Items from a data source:
--------------------

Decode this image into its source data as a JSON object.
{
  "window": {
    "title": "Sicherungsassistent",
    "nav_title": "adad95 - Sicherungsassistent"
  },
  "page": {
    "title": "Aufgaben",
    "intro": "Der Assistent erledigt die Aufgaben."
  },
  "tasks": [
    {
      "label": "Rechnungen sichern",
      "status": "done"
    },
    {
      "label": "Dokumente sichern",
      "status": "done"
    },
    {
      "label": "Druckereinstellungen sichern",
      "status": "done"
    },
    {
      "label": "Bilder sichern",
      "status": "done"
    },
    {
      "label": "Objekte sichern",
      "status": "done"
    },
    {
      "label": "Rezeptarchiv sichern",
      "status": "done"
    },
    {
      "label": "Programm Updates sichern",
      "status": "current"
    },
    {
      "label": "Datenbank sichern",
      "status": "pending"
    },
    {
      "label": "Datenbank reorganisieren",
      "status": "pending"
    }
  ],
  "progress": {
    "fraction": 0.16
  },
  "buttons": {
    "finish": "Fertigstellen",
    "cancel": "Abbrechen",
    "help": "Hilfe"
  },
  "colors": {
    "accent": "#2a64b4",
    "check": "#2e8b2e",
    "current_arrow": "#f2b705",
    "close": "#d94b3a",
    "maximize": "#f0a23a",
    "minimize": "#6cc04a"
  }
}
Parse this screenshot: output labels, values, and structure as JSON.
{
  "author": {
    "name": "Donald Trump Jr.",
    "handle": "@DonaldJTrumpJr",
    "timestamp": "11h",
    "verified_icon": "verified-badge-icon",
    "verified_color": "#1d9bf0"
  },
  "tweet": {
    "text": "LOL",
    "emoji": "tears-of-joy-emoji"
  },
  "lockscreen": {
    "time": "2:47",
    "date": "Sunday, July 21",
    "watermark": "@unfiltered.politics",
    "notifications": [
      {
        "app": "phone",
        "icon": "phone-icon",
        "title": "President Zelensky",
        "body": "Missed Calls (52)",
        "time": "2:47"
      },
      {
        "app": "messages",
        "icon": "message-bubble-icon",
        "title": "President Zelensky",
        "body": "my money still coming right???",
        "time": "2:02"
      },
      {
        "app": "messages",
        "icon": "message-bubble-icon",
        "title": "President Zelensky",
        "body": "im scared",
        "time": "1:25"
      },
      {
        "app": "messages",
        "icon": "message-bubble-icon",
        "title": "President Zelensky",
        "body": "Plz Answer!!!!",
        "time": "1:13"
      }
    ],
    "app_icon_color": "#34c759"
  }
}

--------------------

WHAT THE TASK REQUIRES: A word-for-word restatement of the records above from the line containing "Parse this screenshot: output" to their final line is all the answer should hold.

OUTPUT FOR THIS EXERCISE:
Parse this screenshot: output labels, values, and structure as JSON.
{
  "author": {
    "name": "Donald Trump Jr.",
    "handle": "@DonaldJTrumpJr",
    "timestamp": "11h",
    "verified_icon": "verified-badge-icon",
    "verified_color": "#1d9bf0"
  },
  "tweet": {
    "text": "LOL",
    "emoji": "tears-of-joy-emoji"
  },
  "lockscreen": {
    "time": "2:47",
    "date": "Sunday, July 21",
    "watermark": "@unfiltered.politics",
    "notifications": [
      {
        "app": "phone",
        "icon": "phone-icon",
        "title": "President Zelensky",
        "body": "Missed Calls (52)",
        "time": "2:47"
      },
      {
        "app": "messages",
        "icon": "message-bubble-icon",
        "title": "President Zelensky",
        "body": "my money still coming right???",
        "time": "2:02"
      },
      {
        "app": "messages",
        "icon": "message-bubble-icon",
        "title": "President Zelensky",
        "body": "im scared",
        "time": "1:25"
      },
      {
        "app": "messages",
        "icon": "message-bubble-icon",
        "title": "President Zelensky",
        "body": "Plz Answer!!!!",
        "time": "1:13"
      }
    ],
    "app_icon_color": "#34c759"
  }
}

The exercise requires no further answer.